The max contract also makes it easier for stars to accept even less than their max.  Assume LeBron would be worth about $70 million if there was no max contract.  It would be extremely difficult for him to take, say, $35 million so that his team could sign other stars.  It’s much easier to take a few less million when his contract is artificially capped around $30 million than it would be to leave tens of millions on the table.

The salary cap is supposed to promote competitive balance, but the max contract actively detracts from this attempt at parity.  The Players Association is very much in favor of the max contract, as it creates a much higher median salary.  But if the NBA is serious about having more teams in the championship mix, they need to look at either eliminating or increasing the max salary.

Lonzo Ball Entertains Against Sixers, Cavs

Lonzo Ball stole the show and shut down the doubters in his standout showing for the Los Angeles Lakers against the Philadelphia 76ers Wednesday.

It’s been one of the few times Ball has made headlines without help from his mouthy father, LaVar.

Shocking.

Nothing seemed to phase the former UCLA Bruin. And that was with LeBron James sitting court-side, eyes glued to the most talked about second overall pick.

Dropping 36 points, eight boards and 11 assists, Ball showed up in the clutch. The rookie gave his Lakers the go-ahead bucket that landed his team with a 103-102 win … the biggest and-1, three-point play of the summer league.

Most importantly, Ball did it with unselfish play. And he did it with poise, looking more like a seasoned veteran on the big stage than a rookie.

Ball wowed watchers with his well-rounded play. And that’s with his ugly jumper. I’m just being honest.

He silenced the media with his studded performance. Despite it being an exhibition match, Ball played up to speed in the league playoff contest, bringing his Lakers back from a 14-point deficit. He went off in the second half after having a mediocre first-half performance.

This kid is something to watch.
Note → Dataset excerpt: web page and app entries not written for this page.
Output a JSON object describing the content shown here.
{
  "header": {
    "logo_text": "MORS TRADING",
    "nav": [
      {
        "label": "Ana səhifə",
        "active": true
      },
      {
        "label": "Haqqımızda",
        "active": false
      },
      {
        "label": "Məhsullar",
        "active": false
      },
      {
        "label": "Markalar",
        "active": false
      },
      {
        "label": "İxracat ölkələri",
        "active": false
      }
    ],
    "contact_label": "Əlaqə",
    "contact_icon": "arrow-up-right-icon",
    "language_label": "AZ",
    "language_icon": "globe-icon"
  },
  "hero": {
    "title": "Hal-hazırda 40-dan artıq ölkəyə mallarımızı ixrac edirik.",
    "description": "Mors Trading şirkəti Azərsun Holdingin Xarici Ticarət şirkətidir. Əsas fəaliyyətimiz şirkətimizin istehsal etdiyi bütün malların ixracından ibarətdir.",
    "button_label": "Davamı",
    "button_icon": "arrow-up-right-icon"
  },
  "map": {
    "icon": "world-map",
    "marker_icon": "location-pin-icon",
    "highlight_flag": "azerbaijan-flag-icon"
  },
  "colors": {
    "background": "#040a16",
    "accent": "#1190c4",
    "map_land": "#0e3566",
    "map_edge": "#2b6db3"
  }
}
He’s playing beyond expectations and making waves without LaVar behind it all.
Thank God.

Ball’s performance Wednesday proves his ability to progress. In his first pair of games, Ball seemed hesitant to shoot, attempting to score with long (ugly) jumpers. He wasn’t afraid, however, to get dirty in the paint, all while making the right team-first decisions. He worked wonders off the dribble.

His ability to score isn’t his strength, but he showed he’s still a threat to shoot. It’s all signs of good things to come. While we are still talking about summer league, he’s not going to have much of a problem fitting in to the Lakers scheme. We can expect even more good things to come, only making the summer league even more hyped up.
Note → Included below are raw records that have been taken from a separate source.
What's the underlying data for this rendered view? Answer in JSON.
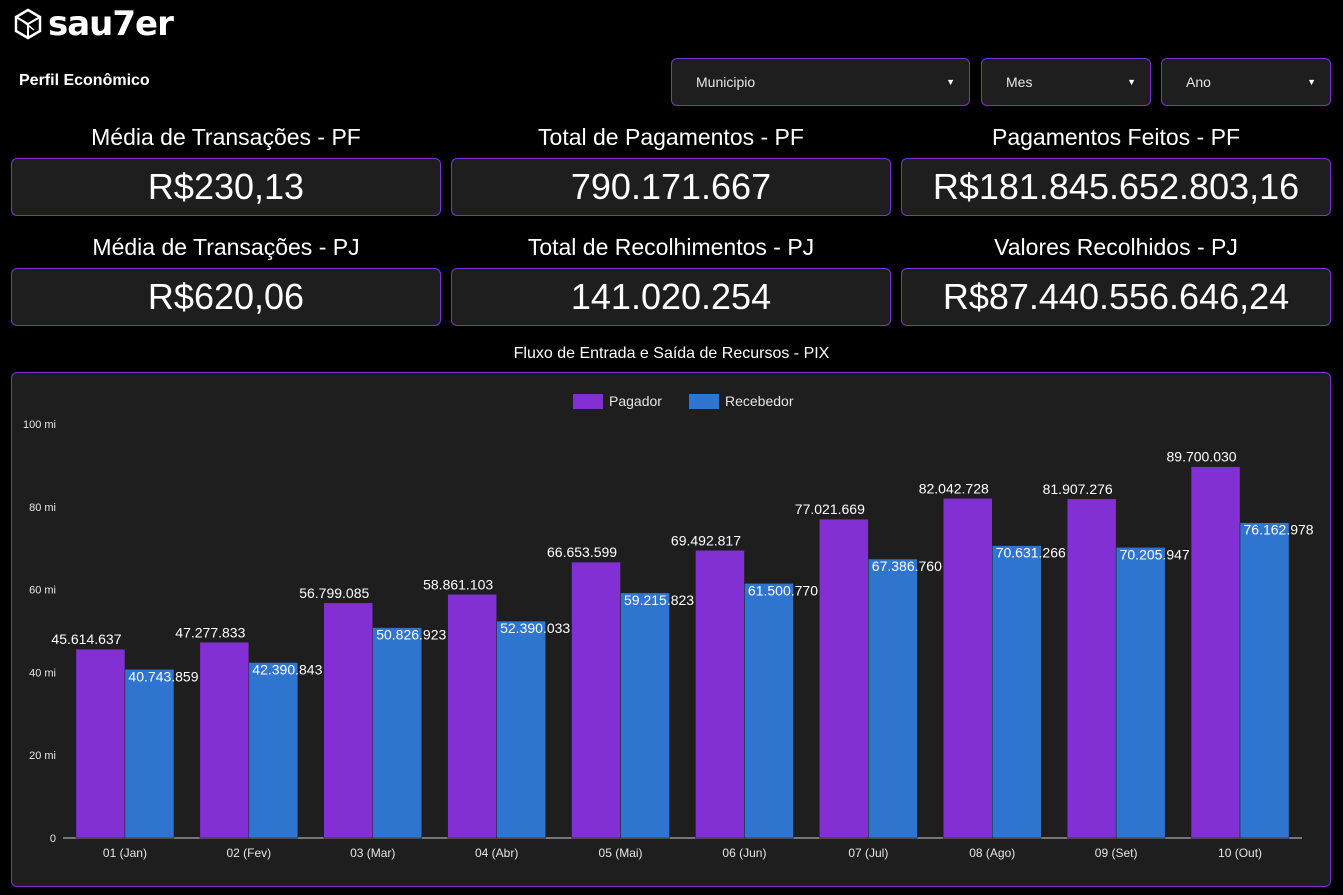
{
  "brand": {
    "name": "sau7er"
  },
  "page": {
    "title": "Perfil Econômico"
  },
  "filters": [
    {
      "label": "Municipio"
    },
    {
      "label": "Mes"
    },
    {
      "label": "Ano"
    }
  ],
  "kpis": [
    {
      "label": "Média de Transações - PF",
      "value": "R$230,13"
    },
    {
      "label": "Total de Pagamentos - PF",
      "value": "790.171.667"
    },
    {
      "label": "Pagamentos Feitos - PF",
      "value": "R$181.845.652.803,16"
    },
    {
      "label": "Média de Transações - PJ",
      "value": "R$620,06"
    },
    {
      "label": "Total de Recolhimentos - PJ",
      "value": "141.020.254"
    },
    {
      "label": "Valores Recolhidos - PJ",
      "value": "R$87.440.556.646,24"
    }
  ],
  "colors": {
    "accent": "#7b33d6",
    "pagador": "#8230d3",
    "recebedor": "#2f75d0",
    "panel": "#1e1e1e"
  },
  "chart_data": {
    "type": "bar",
    "title": "Fluxo de Entrada e Saída de Recursos - PIX",
    "categories": [
      "01 (Jan)",
      "02 (Fev)",
      "03 (Mar)",
      "04 (Abr)",
      "05 (Mai)",
      "06 (Jun)",
      "07 (Jul)",
      "08 (Ago)",
      "09 (Set)",
      "10 (Out)"
    ],
    "series": [
      {
        "name": "Pagador",
        "values": [
          45614637,
          47277833,
          56799085,
          58861103,
          66653599,
          69492817,
          77021669,
          82042728,
          81907276,
          89700030
        ],
        "labels": [
          "45.614.637",
          "47.277.833",
          "56.799.085",
          "58.861.103",
          "66.653.599",
          "69.492.817",
          "77.021.669",
          "82.042.728",
          "81.907.276",
          "89.700.030"
        ]
      },
      {
        "name": "Recebedor",
        "values": [
          40743859,
          42390843,
          50826923,
          52390033,
          59215823,
          61500770,
          67386760,
          70631266,
          70205947,
          76162978
        ],
        "labels": [
          "40.743.859",
          "42.390.843",
          "50.826.923",
          "52.390.033",
          "59.215.823",
          "61.500.770",
          "67.386.760",
          "70.631.266",
          "70.205.947",
          "76.162.978"
        ]
      }
    ],
    "yticks": [
      "0",
      "20 mi",
      "40 mi",
      "60 mi",
      "80 mi",
      "100 mi"
    ],
    "ylim": [
      0,
      100000000
    ],
    "legend": "top-center",
    "grid": false
  }
}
12:42:33 AM

Lonzo Ball records triple-double as Lakers drop Cavs

Ball followed up Wednesday’s performance with another stellar stat line, leading the Lakers over the Cleveland Cavaliers, 94-83, to advance on to the quarterfinals round Thursday night. He racked up 16 points, a dozen rebounds and 10 assists en route to his triple-double.

Ball continues to show his worth on both ends of the court in a full team effort. Kyle Kuzma led the Lakers with 20 points while Vander Blue tallied 18 for the victors.

Though he continues to impress, Ball was just 2-for-10 from beyond the arc. He’ll have to improve his long-range ball, but his progress in the paint continues to give him upside on the floor.

More than competent shooters around him makes his style a good fit. Blue and Kuzma were 7-of-11 and 7-of-14 from the field, respectively.

The Lakers face the Brooklyn Nets in quarterfinal action, Saturday.